■ **DATA**
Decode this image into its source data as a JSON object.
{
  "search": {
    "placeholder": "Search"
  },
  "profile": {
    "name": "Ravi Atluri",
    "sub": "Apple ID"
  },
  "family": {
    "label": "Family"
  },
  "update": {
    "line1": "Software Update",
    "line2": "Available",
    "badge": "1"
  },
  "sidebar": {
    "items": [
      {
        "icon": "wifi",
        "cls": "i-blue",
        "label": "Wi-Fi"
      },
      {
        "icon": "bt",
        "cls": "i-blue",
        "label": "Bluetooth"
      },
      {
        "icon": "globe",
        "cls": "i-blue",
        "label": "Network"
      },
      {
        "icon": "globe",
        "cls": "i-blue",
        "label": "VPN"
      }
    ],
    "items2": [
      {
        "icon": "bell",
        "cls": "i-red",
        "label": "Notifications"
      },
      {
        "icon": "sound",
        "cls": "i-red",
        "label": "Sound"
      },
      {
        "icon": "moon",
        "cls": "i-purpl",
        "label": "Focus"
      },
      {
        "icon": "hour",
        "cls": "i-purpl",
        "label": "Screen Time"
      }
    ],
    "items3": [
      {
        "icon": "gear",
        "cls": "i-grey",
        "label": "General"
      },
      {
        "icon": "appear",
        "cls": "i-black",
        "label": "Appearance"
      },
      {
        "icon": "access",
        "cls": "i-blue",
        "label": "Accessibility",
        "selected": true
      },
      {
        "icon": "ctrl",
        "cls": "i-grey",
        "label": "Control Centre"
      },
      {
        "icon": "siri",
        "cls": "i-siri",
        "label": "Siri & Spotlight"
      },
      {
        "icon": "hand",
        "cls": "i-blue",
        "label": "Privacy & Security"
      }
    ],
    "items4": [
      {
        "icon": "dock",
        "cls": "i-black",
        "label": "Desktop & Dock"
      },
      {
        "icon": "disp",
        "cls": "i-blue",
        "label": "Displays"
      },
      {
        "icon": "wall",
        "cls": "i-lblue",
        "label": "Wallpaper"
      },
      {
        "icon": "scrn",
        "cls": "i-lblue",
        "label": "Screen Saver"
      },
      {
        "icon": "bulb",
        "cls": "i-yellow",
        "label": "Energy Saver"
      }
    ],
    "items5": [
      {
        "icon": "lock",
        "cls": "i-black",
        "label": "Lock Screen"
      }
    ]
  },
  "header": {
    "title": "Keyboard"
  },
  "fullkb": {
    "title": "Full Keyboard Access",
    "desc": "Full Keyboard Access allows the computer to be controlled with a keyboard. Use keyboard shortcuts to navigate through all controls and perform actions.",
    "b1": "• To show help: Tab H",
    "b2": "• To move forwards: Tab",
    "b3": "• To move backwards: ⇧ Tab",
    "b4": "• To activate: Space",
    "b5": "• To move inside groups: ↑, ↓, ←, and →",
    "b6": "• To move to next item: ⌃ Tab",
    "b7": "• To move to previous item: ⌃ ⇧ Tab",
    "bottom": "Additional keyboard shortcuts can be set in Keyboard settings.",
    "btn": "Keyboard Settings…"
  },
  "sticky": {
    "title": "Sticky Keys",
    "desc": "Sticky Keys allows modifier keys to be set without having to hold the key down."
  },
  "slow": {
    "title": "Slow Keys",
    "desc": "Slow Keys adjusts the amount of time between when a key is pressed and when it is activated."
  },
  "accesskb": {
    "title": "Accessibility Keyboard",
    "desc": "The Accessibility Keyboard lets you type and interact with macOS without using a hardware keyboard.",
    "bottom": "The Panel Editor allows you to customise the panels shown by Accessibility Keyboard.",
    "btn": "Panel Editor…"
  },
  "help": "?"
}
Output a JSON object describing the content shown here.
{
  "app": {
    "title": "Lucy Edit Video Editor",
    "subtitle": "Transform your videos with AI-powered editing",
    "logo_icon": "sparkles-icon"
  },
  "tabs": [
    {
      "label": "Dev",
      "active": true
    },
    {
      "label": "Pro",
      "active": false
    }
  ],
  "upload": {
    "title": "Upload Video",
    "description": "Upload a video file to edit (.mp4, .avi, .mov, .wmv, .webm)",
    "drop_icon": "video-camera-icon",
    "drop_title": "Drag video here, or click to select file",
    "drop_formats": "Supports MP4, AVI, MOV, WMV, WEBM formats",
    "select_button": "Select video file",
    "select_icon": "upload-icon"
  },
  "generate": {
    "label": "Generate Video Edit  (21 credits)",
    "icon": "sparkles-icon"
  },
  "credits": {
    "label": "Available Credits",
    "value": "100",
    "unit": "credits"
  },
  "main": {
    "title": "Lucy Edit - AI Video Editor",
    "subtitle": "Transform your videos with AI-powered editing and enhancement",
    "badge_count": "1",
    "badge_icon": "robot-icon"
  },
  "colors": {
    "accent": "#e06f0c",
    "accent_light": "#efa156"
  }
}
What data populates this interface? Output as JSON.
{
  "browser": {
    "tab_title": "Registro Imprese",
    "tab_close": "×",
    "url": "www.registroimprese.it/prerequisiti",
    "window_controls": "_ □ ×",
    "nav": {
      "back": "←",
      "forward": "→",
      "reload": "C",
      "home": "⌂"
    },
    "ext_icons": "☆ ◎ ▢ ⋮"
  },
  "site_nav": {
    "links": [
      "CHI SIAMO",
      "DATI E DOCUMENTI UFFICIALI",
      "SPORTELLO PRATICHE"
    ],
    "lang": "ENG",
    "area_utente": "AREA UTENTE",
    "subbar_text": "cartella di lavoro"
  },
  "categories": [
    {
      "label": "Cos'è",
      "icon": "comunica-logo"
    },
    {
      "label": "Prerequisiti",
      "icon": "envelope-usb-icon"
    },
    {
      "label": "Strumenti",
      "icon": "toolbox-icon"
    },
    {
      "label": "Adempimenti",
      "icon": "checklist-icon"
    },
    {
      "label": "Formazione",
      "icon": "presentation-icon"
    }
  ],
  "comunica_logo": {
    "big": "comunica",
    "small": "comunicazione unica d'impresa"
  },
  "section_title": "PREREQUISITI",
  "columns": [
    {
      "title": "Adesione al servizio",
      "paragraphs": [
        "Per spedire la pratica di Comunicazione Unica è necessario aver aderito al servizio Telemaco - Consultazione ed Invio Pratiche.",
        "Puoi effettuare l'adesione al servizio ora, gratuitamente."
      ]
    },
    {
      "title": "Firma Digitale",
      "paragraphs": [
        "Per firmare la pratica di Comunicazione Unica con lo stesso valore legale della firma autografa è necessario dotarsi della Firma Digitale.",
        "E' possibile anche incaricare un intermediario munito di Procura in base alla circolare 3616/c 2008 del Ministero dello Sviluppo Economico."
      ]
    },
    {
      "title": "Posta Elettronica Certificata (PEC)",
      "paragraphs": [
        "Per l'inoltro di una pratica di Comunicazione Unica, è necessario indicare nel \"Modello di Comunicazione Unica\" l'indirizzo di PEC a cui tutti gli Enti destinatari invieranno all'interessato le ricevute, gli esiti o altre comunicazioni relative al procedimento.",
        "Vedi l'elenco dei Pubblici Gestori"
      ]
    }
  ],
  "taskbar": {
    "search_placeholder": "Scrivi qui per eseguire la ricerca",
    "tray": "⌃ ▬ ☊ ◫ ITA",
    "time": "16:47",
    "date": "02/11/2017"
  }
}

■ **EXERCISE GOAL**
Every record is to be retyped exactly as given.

■ **FINAL ANSWER**
Decode this image into its source data as a JSON object.
{
  "search": {
    "placeholder": "Search"
  },
  "profile": {
    "name": "Ravi Atluri",
    "sub": "Apple ID"
  },
  "family": {
    "label": "Family"
  },
  "update": {
    "line1": "Software Update",
    "line2": "Available",
    "badge": "1"
  },
  "sidebar": {
    "items": [
      {
        "icon": "wifi",
        "cls": "i-blue",
        "label": "Wi-Fi"
      },
      {
        "icon": "bt",
        "cls": "i-blue",
        "label": "Bluetooth"
      },
      {
        "icon": "globe",
        "cls": "i-blue",
        "label": "Network"
      },
      {
        "icon": "globe",
        "cls": "i-blue",
        "label": "VPN"
      }
    ],
    "items2": [
      {
        "icon": "bell",
        "cls": "i-red",
        "label": "Notifications"
      },
      {
        "icon": "sound",
        "cls": "i-red",
        "label": "Sound"
      },
      {
        "icon": "moon",
        "cls": "i-purpl",
        "label": "Focus"
      },
      {
        "icon": "hour",
        "cls": "i-purpl",
        "label": "Screen Time"
      }
    ],
    "items3": [
      {
        "icon": "gear",
        "cls": "i-grey",
        "label": "General"
      },
      {
        "icon": "appear",
        "cls": "i-black",
        "label": "Appearance"
      },
      {
        "icon": "access",
        "cls": "i-blue",
        "label": "Accessibility",
        "selected": true
      },
      {
        "icon": "ctrl",
        "cls": "i-grey",
        "label": "Control Centre"
      },
      {
        "icon": "siri",
        "cls": "i-siri",
        "label": "Siri & Spotlight"
      },
      {
        "icon": "hand",
        "cls": "i-blue",
        "label": "Privacy & Security"
      }
    ],
    "items4": [
      {
        "icon": "dock",
        "cls": "i-black",
        "label": "Desktop & Dock"
      },
      {
        "icon": "disp",
        "cls": "i-blue",
        "label": "Displays"
      },
      {
        "icon": "wall",
        "cls": "i-lblue",
        "label": "Wallpaper"
      },
      {
        "icon": "scrn",
        "cls": "i-lblue",
        "label": "Screen Saver"
      },
      {
        "icon": "bulb",
        "cls": "i-yellow",
        "label": "Energy Saver"
      }
    ],
    "items5": [
      {
        "icon": "lock",
        "cls": "i-black",
        "label": "Lock Screen"
      }
    ]
  },
  "header": {
    "title": "Keyboard"
  },
  "fullkb": {
    "title": "Full Keyboard Access",
    "desc": "Full Keyboard Access allows the computer to be controlled with a keyboard. Use keyboard shortcuts to navigate through all controls and perform actions.",
    "b1": "• To show help: Tab H",
    "b2": "• To move forwards: Tab",
    "b3": "• To move backwards: ⇧ Tab",
    "b4": "• To activate: Space",
    "b5": "• To move inside groups: ↑, ↓, ←, and →",
    "b6": "• To move to next item: ⌃ Tab",
    "b7": "• To move to previous item: ⌃ ⇧ Tab",
    "bottom": "Additional keyboard shortcuts can be set in Keyboard settings.",
    "btn": "Keyboard Settings…"
  },
  "sticky": {
    "title": "Sticky Keys",
    "desc": "Sticky Keys allows modifier keys to be set without having to hold the key down."
  },
  "slow": {
    "title": "Slow Keys",
    "desc": "Slow Keys adjusts the amount of time between when a key is pressed and when it is activated."
  },
  "accesskb": {
    "title": "Accessibility Keyboard",
    "desc": "The Accessibility Keyboard lets you type and interact with macOS without using a hardware keyboard.",
    "bottom": "The Panel Editor allows you to customise the panels shown by Accessibility Keyboard.",
    "btn": "Panel Editor…"
  },
  "help": "?"
}
Output a JSON object describing the content shown here.
{
  "app": {
    "title": "Lucy Edit Video Editor",
    "subtitle": "Transform your videos with AI-powered editing",
    "logo_icon": "sparkles-icon"
  },
  "tabs": [
    {
      "label": "Dev",
      "active": true
    },
    {
      "label": "Pro",
      "active": false
    }
  ],
  "upload": {
    "title": "Upload Video",
    "description": "Upload a video file to edit (.mp4, .avi, .mov, .wmv, .webm)",
    "drop_icon": "video-camera-icon",
    "drop_title": "Drag video here, or click to select file",
    "drop_formats": "Supports MP4, AVI, MOV, WMV, WEBM formats",
    "select_button": "Select video file",
    "select_icon": "upload-icon"
  },
  "generate": {
    "label": "Generate Video Edit  (21 credits)",
    "icon": "sparkles-icon"
  },
  "credits": {
    "label": "Available Credits",
    "value": "100",
    "unit": "credits"
  },
  "main": {
    "title": "Lucy Edit - AI Video Editor",
    "subtitle": "Transform your videos with AI-powered editing and enhancement",
    "badge_count": "1",
    "badge_icon": "robot-icon"
  },
  "colors": {
    "accent": "#e06f0c",
    "accent_light": "#efa156"
  }
}
What data populates this interface? Output as JSON.
{
  "browser": {
    "tab_title": "Registro Imprese",
    "tab_close": "×",
    "url": "www.registroimprese.it/prerequisiti",
    "window_controls": "_ □ ×",
    "nav": {
      "back": "←",
      "forward": "→",
      "reload": "C",
      "home": "⌂"
    },
    "ext_icons": "☆ ◎ ▢ ⋮"
  },
  "site_nav": {
    "links": [
      "CHI SIAMO",
      "DATI E DOCUMENTI UFFICIALI",
      "SPORTELLO PRATICHE"
    ],
    "lang": "ENG",
    "area_utente": "AREA UTENTE",
    "subbar_text": "cartella di lavoro"
  },
  "categories": [
    {
      "label": "Cos'è",
      "icon": "comunica-logo"
    },
    {
      "label": "Prerequisiti",
      "icon": "envelope-usb-icon"
    },
    {
      "label": "Strumenti",
      "icon": "toolbox-icon"
    },
    {
      "label": "Adempimenti",
      "icon": "checklist-icon"
    },
    {
      "label": "Formazione",
      "icon": "presentation-icon"
    }
  ],
  "comunica_logo": {
    "big": "comunica",
    "small": "comunicazione unica d'impresa"
  },
  "section_title": "PREREQUISITI",
  "columns": [
    {
      "title": "Adesione al servizio",
      "paragraphs": [
        "Per spedire la pratica di Comunicazione Unica è necessario aver aderito al servizio Telemaco - Consultazione ed Invio Pratiche.",
        "Puoi effettuare l'adesione al servizio ora, gratuitamente."
      ]
    },
    {
      "title": "Firma Digitale",
      "paragraphs": [
        "Per firmare la pratica di Comunicazione Unica con lo stesso valore legale della firma autografa è necessario dotarsi della Firma Digitale.",
        "E' possibile anche incaricare un intermediario munito di Procura in base alla circolare 3616/c 2008 del Ministero dello Sviluppo Economico."
      ]
    },
    {
      "title": "Posta Elettronica Certificata (PEC)",
      "paragraphs": [
        "Per l'inoltro di una pratica di Comunicazione Unica, è necessario indicare nel \"Modello di Comunicazione Unica\" l'indirizzo di PEC a cui tutti gli Enti destinatari invieranno all'interessato le ricevute, gli esiti o altre comunicazioni relative al procedimento.",
        "Vedi l'elenco dei Pubblici Gestori"
      ]
    }
  ],
  "taskbar": {
    "search_placeholder": "Scrivi qui per eseguire la ricerca",
    "tray": "⌃ ▬ ☊ ◫ ITA",
    "time": "16:47",
    "date": "02/11/2017"
  }
}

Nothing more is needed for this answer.